# [Task to complete]
Across these entries, count the lines holding the string "localhost"; the number is the whole answer.

[App and web page records]
- - - -

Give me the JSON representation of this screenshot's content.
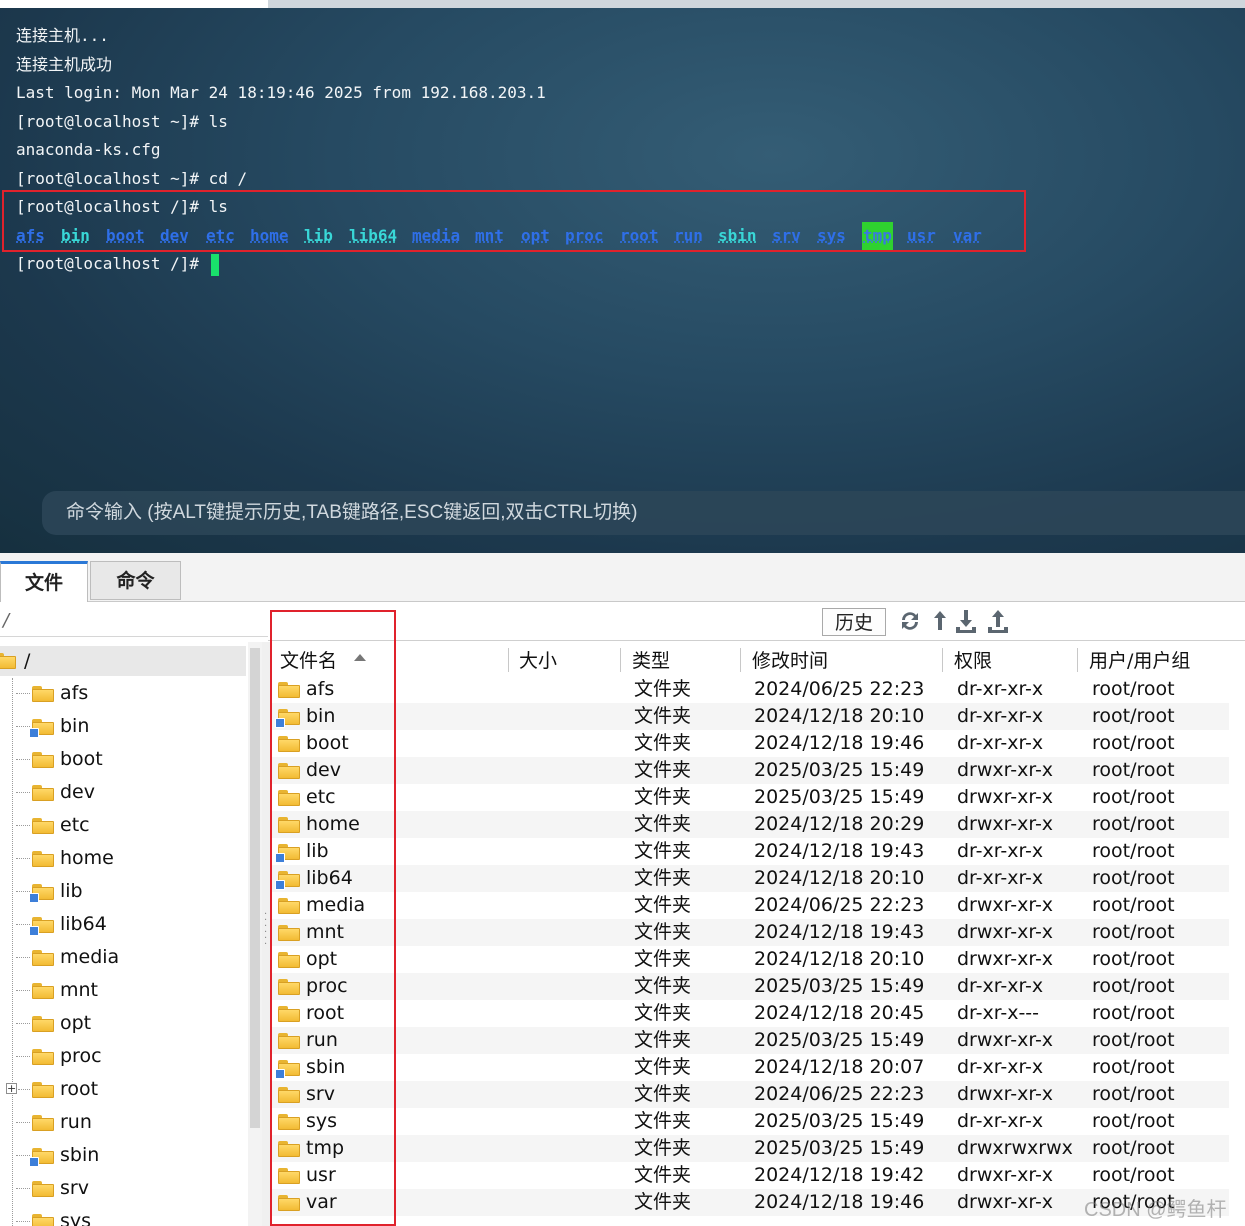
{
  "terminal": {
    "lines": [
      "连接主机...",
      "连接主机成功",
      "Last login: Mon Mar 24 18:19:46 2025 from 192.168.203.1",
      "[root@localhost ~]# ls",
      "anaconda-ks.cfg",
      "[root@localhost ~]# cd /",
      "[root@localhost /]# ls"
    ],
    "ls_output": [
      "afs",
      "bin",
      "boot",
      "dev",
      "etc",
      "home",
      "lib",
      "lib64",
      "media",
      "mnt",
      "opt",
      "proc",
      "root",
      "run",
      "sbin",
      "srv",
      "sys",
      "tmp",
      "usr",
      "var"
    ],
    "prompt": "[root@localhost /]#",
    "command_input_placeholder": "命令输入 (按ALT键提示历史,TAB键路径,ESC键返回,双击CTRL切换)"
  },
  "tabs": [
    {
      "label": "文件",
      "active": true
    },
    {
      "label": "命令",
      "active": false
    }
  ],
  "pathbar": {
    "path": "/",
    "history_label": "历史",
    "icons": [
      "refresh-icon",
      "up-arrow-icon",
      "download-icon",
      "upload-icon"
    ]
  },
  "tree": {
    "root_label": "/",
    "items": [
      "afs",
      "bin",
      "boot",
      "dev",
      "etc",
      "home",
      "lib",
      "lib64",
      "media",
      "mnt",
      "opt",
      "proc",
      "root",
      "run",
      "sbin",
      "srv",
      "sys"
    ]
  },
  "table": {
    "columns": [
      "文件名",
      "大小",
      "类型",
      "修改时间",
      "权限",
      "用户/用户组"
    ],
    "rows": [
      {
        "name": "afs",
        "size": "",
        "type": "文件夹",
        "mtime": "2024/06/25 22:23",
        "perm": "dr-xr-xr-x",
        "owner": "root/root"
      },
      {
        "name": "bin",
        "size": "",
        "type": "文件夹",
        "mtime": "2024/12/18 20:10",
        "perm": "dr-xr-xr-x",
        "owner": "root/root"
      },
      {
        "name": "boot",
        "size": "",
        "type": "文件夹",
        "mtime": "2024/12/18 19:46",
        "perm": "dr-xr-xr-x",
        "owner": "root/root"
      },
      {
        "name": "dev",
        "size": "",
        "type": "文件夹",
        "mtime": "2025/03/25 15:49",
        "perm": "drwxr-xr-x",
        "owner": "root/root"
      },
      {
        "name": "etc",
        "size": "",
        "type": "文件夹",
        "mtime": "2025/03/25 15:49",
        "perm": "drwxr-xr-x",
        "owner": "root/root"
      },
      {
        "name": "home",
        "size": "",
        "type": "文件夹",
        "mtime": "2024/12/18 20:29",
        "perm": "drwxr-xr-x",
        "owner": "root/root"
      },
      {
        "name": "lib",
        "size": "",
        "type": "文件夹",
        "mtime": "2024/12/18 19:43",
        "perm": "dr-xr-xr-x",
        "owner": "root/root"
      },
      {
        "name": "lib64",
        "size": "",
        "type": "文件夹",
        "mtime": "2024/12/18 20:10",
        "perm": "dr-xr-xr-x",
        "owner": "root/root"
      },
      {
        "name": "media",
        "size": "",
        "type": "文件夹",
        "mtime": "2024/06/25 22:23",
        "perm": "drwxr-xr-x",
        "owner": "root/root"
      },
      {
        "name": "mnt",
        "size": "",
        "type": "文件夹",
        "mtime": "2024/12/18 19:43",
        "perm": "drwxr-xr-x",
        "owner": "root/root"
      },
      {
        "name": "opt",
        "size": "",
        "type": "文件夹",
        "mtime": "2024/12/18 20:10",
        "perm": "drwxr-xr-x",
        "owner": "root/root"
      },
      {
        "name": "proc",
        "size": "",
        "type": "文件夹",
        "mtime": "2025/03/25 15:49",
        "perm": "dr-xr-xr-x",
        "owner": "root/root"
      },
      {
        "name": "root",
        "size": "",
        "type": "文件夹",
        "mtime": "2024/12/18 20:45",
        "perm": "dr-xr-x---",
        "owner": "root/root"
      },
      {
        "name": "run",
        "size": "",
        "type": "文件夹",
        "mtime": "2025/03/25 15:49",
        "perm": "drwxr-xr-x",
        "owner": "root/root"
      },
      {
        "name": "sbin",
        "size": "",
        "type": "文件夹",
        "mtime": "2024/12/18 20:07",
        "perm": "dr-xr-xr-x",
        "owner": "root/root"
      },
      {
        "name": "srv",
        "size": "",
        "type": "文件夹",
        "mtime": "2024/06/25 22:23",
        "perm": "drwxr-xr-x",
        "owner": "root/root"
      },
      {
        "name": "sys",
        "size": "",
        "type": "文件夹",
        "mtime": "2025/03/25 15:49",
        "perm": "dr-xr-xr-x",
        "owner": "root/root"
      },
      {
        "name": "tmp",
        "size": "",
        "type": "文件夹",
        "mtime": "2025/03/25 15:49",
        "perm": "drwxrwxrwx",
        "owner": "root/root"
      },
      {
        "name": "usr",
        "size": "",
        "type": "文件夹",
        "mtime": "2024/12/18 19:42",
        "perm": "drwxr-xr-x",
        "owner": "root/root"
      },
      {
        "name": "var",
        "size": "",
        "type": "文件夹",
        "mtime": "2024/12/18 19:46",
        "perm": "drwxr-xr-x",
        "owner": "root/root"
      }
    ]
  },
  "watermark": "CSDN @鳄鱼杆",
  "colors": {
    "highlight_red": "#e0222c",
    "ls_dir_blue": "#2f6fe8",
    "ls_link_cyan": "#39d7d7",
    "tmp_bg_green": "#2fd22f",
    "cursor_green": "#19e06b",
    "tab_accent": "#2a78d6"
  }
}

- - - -

# [Written answer]
4